Filter the entries that follow, copying every line in which the word "image" appears.
:::::
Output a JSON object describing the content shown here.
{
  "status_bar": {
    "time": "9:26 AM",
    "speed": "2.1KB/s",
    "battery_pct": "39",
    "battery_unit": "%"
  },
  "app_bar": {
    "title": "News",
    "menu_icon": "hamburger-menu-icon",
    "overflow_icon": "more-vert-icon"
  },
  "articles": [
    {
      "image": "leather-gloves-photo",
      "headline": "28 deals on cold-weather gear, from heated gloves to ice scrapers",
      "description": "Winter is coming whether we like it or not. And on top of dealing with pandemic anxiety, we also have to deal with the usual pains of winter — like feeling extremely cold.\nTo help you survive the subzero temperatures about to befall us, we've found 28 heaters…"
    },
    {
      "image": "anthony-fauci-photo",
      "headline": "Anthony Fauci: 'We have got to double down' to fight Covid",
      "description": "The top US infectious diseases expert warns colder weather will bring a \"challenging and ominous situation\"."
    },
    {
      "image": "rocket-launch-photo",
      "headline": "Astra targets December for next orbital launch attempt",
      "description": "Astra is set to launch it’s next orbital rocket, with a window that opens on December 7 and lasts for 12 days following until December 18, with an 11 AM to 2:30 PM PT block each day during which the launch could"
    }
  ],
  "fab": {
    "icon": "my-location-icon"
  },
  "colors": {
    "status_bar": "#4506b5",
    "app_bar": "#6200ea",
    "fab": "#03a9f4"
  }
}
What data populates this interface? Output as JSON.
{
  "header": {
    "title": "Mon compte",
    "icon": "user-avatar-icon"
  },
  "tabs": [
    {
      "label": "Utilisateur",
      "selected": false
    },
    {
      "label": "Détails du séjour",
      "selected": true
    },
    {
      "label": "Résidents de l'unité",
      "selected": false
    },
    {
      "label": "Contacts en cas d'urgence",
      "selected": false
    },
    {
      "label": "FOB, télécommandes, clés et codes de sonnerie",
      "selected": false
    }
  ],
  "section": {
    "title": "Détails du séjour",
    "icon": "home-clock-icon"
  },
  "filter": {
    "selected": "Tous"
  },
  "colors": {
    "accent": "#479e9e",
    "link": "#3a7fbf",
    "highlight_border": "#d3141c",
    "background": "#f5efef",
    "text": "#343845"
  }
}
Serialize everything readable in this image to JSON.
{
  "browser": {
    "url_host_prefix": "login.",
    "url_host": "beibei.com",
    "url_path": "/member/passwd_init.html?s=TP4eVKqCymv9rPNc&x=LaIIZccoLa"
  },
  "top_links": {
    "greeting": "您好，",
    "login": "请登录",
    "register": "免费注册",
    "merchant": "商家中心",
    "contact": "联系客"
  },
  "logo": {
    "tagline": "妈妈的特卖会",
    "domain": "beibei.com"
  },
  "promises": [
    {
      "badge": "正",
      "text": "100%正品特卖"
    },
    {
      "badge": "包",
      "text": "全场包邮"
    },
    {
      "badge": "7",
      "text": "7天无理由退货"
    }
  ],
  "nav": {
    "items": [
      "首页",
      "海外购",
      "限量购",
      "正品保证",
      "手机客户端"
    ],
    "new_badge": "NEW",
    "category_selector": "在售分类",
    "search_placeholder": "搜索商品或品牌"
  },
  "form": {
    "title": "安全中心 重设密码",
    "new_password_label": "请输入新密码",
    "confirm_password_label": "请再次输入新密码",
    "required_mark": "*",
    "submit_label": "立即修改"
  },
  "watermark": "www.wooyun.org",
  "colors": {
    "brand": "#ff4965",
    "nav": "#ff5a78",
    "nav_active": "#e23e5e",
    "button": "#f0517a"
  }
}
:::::
■ RESPONSE AREA ■
      "image": "leather-gloves-photo",
      "image": "anthony-fauci-photo",
      "image": "rocket-launch-photo",
Serialize everything readable in this image to JSON.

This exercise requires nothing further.